### The problem
From the first line to the last, output the entries exactly.

App and web page records:
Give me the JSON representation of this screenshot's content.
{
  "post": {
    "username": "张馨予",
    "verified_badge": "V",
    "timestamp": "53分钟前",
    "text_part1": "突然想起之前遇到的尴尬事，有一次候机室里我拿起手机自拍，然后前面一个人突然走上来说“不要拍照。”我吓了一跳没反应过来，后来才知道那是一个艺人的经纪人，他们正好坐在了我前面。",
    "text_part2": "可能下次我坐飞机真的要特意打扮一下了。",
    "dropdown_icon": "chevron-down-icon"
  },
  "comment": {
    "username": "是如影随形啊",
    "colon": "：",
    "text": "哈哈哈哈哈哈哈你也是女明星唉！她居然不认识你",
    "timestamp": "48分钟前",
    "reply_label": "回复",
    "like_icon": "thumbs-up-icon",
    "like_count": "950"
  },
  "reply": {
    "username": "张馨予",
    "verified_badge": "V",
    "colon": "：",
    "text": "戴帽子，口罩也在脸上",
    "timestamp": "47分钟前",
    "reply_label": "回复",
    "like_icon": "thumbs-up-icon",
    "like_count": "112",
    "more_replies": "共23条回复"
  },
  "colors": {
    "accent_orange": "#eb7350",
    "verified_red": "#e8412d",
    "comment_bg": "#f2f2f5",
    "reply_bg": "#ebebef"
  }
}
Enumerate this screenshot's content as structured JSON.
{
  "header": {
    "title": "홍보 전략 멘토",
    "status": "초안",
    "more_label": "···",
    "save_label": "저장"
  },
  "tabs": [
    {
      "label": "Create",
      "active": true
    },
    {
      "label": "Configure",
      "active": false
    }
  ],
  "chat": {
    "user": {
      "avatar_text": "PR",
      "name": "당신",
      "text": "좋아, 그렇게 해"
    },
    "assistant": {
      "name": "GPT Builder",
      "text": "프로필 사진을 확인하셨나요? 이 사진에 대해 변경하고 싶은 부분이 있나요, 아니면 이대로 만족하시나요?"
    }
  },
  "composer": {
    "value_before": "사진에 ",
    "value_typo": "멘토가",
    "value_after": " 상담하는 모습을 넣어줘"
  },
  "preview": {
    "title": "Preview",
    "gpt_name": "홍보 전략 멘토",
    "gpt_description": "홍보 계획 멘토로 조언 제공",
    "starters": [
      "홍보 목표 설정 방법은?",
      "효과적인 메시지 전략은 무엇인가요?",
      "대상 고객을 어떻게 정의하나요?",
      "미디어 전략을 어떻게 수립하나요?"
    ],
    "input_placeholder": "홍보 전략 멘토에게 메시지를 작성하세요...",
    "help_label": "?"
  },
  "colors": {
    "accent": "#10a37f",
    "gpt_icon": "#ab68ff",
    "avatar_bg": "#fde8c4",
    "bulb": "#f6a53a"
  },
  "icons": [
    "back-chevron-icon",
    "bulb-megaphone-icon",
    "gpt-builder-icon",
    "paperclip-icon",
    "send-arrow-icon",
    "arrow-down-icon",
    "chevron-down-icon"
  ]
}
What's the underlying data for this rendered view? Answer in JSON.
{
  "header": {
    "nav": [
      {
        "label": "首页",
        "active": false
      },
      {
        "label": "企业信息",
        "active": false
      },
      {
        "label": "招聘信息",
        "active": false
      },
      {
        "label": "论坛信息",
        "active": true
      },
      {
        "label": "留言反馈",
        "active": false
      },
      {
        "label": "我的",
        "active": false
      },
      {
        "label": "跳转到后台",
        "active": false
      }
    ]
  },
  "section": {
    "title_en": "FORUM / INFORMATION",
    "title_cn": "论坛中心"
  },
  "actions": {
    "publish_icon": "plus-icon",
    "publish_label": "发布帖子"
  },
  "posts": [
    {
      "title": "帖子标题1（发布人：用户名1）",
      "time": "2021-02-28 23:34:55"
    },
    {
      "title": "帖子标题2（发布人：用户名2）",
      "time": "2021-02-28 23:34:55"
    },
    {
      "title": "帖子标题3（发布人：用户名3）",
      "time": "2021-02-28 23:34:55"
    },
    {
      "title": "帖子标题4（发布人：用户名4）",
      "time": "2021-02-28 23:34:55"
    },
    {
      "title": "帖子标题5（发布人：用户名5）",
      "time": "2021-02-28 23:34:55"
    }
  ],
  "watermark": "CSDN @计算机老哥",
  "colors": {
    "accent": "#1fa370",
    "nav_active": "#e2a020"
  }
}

### Response to this task
Give me the JSON representation of this screenshot's content.
{
  "post": {
    "username": "张馨予",
    "verified_badge": "V",
    "timestamp": "53分钟前",
    "text_part1": "突然想起之前遇到的尴尬事，有一次候机室里我拿起手机自拍，然后前面一个人突然走上来说“不要拍照。”我吓了一跳没反应过来，后来才知道那是一个艺人的经纪人，他们正好坐在了我前面。",
    "text_part2": "可能下次我坐飞机真的要特意打扮一下了。",
    "dropdown_icon": "chevron-down-icon"
  },
  "comment": {
    "username": "是如影随形啊",
    "colon": "：",
    "text": "哈哈哈哈哈哈哈你也是女明星唉！她居然不认识你",
    "timestamp": "48分钟前",
    "reply_label": "回复",
    "like_icon": "thumbs-up-icon",
    "like_count": "950"
  },
  "reply": {
    "username": "张馨予",
    "verified_badge": "V",
    "colon": "：",
    "text": "戴帽子，口罩也在脸上",
    "timestamp": "47分钟前",
    "reply_label": "回复",
    "like_icon": "thumbs-up-icon",
    "like_count": "112",
    "more_replies": "共23条回复"
  },
  "colors": {
    "accent_orange": "#eb7350",
    "verified_red": "#e8412d",
    "comment_bg": "#f2f2f5",
    "reply_bg": "#ebebef"
  }
}
Enumerate this screenshot's content as structured JSON.
{
  "header": {
    "title": "홍보 전략 멘토",
    "status": "초안",
    "more_label": "···",
    "save_label": "저장"
  },
  "tabs": [
    {
      "label": "Create",
      "active": true
    },
    {
      "label": "Configure",
      "active": false
    }
  ],
  "chat": {
    "user": {
      "avatar_text": "PR",
      "name": "당신",
      "text": "좋아, 그렇게 해"
    },
    "assistant": {
      "name": "GPT Builder",
      "text": "프로필 사진을 확인하셨나요? 이 사진에 대해 변경하고 싶은 부분이 있나요, 아니면 이대로 만족하시나요?"
    }
  },
  "composer": {
    "value_before": "사진에 ",
    "value_typo": "멘토가",
    "value_after": " 상담하는 모습을 넣어줘"
  },
  "preview": {
    "title": "Preview",
    "gpt_name": "홍보 전략 멘토",
    "gpt_description": "홍보 계획 멘토로 조언 제공",
    "starters": [
      "홍보 목표 설정 방법은?",
      "효과적인 메시지 전략은 무엇인가요?",
      "대상 고객을 어떻게 정의하나요?",
      "미디어 전략을 어떻게 수립하나요?"
    ],
    "input_placeholder": "홍보 전략 멘토에게 메시지를 작성하세요...",
    "help_label": "?"
  },
  "colors": {
    "accent": "#10a37f",
    "gpt_icon": "#ab68ff",
    "avatar_bg": "#fde8c4",
    "bulb": "#f6a53a"
  },
  "icons": [
    "back-chevron-icon",
    "bulb-megaphone-icon",
    "gpt-builder-icon",
    "paperclip-icon",
    "send-arrow-icon",
    "arrow-down-icon",
    "chevron-down-icon"
  ]
}
What's the underlying data for this rendered view? Answer in JSON.
{
  "header": {
    "nav": [
      {
        "label": "首页",
        "active": false
      },
      {
        "label": "企业信息",
        "active": false
      },
      {
        "label": "招聘信息",
        "active": false
      },
      {
        "label": "论坛信息",
        "active": true
      },
      {
        "label": "留言反馈",
        "active": false
      },
      {
        "label": "我的",
        "active": false
      },
      {
        "label": "跳转到后台",
        "active": false
      }
    ]
  },
  "section": {
    "title_en": "FORUM / INFORMATION",
    "title_cn": "论坛中心"
  },
  "actions": {
    "publish_icon": "plus-icon",
    "publish_label": "发布帖子"
  },
  "posts": [
    {
      "title": "帖子标题1（发布人：用户名1）",
      "time": "2021-02-28 23:34:55"
    },
    {
      "title": "帖子标题2（发布人：用户名2）",
      "time": "2021-02-28 23:34:55"
    },
    {
      "title": "帖子标题3（发布人：用户名3）",
      "time": "2021-02-28 23:34:55"
    },
    {
      "title": "帖子标题4（发布人：用户名4）",
      "time": "2021-02-28 23:34:55"
    },
    {
      "title": "帖子标题5（发布人：用户名5）",
      "time": "2021-02-28 23:34:55"
    }
  ],
  "watermark": "CSDN @计算机老哥",
  "colors": {
    "accent": "#1fa370",
    "nav_active": "#e2a020"
  }
}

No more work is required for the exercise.